In comparison, non-Li-ion long-duration storage offers superior safety, cost, and value – meeting all ESG criteria. Long-duration iron flow batteries are cost competitive with Li-ion at four hours, and lower cost up to 12 hours. The incremental cost of storage is less than $20 per kWh, resulting in the lowest Levelized Cost of Storage (LCOS) on the market.
Long-duration iron flow batteries allow system operators to effectively store curtailed energy to use in the evening or the next morning. Storage can also fortify aging grid infrastructure, helping communities keep the lights on during extreme weather events, such as wildfires and ice storms. It can reduce grid congestion while deferring the need for new transmission lines. Iron flow batteries are also environmentally benign as they are 100 percent non-toxic, non-corrosive, and fully recyclable at the end of system life.
Renewables Need Storage
There is no one-size-fits-all solution for climate change or the energy system.

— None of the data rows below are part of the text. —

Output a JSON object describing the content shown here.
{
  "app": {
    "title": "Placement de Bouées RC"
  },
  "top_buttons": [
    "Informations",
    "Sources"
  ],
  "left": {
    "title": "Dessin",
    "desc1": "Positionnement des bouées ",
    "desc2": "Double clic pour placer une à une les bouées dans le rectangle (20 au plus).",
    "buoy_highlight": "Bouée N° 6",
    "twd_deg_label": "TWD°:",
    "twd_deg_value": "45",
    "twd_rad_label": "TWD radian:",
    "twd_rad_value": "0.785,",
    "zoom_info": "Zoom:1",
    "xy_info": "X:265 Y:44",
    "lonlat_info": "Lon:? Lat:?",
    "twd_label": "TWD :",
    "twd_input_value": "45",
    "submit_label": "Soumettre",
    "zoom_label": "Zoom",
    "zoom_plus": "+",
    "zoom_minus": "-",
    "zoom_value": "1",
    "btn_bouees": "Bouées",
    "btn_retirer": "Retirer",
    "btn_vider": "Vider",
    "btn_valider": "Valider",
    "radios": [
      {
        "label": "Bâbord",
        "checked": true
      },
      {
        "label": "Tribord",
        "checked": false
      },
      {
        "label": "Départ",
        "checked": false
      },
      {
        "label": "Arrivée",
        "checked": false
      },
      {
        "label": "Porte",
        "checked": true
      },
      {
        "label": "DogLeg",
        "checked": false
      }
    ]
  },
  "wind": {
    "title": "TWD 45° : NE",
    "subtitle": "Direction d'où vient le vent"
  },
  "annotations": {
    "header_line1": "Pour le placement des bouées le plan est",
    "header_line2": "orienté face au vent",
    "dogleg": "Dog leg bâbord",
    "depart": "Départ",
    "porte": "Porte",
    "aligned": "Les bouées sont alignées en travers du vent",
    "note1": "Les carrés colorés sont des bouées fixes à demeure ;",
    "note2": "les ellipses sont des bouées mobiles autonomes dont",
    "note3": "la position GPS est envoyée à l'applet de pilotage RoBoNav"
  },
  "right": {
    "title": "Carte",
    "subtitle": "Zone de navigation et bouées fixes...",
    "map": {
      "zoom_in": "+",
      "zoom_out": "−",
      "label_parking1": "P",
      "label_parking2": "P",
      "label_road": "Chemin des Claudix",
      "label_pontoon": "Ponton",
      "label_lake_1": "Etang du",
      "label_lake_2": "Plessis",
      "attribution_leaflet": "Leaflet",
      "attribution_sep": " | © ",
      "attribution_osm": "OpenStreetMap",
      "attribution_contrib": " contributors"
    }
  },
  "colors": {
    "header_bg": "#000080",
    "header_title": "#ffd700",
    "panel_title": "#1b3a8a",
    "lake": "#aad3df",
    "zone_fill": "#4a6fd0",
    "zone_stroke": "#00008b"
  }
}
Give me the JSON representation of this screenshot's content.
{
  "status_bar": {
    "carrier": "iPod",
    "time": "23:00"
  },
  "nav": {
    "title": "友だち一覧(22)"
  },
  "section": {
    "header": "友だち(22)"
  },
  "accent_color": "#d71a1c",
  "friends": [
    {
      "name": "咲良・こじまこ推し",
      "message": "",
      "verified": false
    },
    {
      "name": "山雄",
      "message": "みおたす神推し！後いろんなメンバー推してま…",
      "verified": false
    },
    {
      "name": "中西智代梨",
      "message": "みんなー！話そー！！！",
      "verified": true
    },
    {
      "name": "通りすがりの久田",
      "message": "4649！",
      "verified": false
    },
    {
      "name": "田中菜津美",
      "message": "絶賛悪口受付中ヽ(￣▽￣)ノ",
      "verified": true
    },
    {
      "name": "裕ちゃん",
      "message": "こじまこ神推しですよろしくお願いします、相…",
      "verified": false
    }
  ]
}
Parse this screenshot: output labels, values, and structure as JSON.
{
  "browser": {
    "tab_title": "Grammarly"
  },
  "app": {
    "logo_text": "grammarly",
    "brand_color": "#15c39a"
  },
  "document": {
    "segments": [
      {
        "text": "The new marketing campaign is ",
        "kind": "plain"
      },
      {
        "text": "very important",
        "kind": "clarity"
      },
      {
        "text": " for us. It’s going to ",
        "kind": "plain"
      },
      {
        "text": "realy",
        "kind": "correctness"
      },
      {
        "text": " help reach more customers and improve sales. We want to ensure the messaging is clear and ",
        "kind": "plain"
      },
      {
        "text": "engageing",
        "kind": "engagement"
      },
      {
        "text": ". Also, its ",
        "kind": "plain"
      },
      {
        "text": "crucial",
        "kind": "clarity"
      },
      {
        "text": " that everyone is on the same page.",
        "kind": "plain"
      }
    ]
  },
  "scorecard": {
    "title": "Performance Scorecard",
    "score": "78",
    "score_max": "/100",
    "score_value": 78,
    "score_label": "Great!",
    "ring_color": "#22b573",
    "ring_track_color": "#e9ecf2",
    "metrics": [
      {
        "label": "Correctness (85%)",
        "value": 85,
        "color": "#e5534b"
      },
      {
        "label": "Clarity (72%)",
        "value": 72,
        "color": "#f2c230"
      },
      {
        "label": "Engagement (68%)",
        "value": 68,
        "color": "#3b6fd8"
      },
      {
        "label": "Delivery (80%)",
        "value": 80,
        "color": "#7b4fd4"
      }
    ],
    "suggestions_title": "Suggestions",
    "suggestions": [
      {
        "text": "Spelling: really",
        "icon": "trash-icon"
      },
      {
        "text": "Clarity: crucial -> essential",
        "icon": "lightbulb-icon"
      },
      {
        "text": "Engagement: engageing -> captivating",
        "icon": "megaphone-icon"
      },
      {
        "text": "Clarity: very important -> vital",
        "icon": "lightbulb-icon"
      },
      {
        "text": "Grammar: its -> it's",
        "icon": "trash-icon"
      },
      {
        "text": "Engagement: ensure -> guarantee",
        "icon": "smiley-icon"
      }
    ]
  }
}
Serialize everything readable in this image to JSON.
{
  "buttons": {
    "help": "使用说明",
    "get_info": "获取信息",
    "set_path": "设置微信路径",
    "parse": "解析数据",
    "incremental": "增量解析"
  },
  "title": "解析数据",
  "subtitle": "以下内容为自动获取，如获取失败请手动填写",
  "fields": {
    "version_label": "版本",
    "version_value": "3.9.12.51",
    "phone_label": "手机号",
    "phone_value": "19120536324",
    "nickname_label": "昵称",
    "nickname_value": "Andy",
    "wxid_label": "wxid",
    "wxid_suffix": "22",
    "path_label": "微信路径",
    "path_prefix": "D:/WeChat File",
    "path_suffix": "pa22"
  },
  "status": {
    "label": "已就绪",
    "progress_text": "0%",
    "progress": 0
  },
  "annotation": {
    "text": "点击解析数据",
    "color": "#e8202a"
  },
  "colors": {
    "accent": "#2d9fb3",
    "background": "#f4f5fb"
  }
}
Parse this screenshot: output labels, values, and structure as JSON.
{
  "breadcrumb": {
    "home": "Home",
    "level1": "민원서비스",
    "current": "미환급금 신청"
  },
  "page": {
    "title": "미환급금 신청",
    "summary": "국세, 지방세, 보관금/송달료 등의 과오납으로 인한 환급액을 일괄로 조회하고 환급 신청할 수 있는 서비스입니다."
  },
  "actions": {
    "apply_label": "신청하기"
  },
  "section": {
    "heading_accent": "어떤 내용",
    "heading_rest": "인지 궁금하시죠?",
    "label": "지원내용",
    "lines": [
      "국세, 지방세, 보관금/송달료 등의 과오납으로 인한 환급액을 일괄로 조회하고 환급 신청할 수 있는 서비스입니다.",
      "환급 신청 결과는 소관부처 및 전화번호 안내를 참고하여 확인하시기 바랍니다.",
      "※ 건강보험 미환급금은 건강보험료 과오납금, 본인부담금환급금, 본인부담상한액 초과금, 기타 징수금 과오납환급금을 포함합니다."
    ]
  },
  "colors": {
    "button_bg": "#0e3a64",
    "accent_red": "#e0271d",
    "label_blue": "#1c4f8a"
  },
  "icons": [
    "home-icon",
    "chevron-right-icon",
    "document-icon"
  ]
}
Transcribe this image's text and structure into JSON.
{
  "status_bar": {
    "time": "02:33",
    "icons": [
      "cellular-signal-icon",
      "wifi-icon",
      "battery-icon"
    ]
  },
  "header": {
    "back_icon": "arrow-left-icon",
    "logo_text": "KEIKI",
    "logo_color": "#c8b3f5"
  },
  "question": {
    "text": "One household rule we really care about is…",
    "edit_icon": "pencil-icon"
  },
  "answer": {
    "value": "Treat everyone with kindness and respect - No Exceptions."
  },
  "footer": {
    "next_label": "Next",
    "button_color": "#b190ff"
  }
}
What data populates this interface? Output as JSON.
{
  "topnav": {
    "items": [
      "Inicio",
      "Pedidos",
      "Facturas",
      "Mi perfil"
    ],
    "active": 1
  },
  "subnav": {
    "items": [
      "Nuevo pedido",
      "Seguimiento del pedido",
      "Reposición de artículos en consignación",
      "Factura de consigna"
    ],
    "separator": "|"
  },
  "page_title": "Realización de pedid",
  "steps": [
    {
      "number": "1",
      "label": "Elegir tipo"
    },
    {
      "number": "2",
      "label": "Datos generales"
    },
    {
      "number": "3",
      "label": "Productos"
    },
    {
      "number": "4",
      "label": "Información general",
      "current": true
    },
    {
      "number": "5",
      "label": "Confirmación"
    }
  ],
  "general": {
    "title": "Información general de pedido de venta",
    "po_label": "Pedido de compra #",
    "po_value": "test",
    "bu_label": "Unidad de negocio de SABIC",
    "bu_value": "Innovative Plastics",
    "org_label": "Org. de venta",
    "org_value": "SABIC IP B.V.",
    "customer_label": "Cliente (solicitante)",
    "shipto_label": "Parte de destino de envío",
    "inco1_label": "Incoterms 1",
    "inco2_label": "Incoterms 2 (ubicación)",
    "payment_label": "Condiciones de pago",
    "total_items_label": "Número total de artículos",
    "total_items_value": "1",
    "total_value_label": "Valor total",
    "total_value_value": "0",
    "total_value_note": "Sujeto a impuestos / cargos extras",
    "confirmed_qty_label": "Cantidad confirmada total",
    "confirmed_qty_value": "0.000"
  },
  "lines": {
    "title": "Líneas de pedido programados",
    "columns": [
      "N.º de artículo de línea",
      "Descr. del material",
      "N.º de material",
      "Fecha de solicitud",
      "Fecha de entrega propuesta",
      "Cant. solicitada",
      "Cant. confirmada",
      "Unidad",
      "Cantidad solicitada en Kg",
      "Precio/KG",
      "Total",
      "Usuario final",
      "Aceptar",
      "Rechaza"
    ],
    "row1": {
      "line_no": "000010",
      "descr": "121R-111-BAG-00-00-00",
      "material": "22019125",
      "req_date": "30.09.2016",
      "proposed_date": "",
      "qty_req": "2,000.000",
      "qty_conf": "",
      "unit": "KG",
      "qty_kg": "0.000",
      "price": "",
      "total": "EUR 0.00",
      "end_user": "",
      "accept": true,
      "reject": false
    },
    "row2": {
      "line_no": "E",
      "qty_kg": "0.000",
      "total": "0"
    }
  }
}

While Li-ion batteries are ideal for power applications like electric vehicles and short-duration grid storage, cycle life limitations and capacity degradation inherently limit long-term performance. Levelized cost of storage calculations show that long-duration storage technologies, including flow batteries, have an edge on Li-ion cycle life and degradation – which is why grid planners and large energy users have singled out flexible, long-duration storage as a required solutionfor decarbonization and grid resiliency.
By pairing solar or wind with long-duration storage, projects in markets with capacity value can provide dispatchable power and increase revenue certainty. It also gives projects more flexibility to shift output to avoid periods of congestion on the grid. As the market continues to evolve, new value streams will come to light.
The value of storage is nonlinear. This helps explain the market dynamics for Li-ion batteries and long-duration storage, and the reasons why short-duration storage was first to scale. For short-duration use cases, inexpensive components make Li-ion batteries well suited for power-intensive grid support and ancillary services; the market value exceeds the cost of this service. The value of that storage holds relatively flat until the point that storage systems can defer or displace investments in grid infrastructure or new generation. This is where value exceeds cost for long-duration storage, and where long-duration storage undercuts Li-ion on levelized cost.
The Growth Curve
Ready or not, the watershed moment for long-duration energy storage has arrived. Over the next 30 years, the International Renewable Energy Agency (IRENA) anticipates a three-fold increase in global renewable electricity generation. All signs point to rapid, continual growth in energy storage supporting an overhaul of market design and business models. The technologies and system operations that touch every aspect of the energy market will enable the energy transition required to address climate change.
Hugh McDermott is the Senior VP of Business Development & Sales for ESS Inc., a manufacturer of long-duration iron-based flow batteries for commercial and utility-scale energy storage applications. McDermott focuses on the growing energy infrastructure and advanced energy technology businesses, primarily addressing utility, industrial and commercial sectors.
ESS, Inc. | essinc.com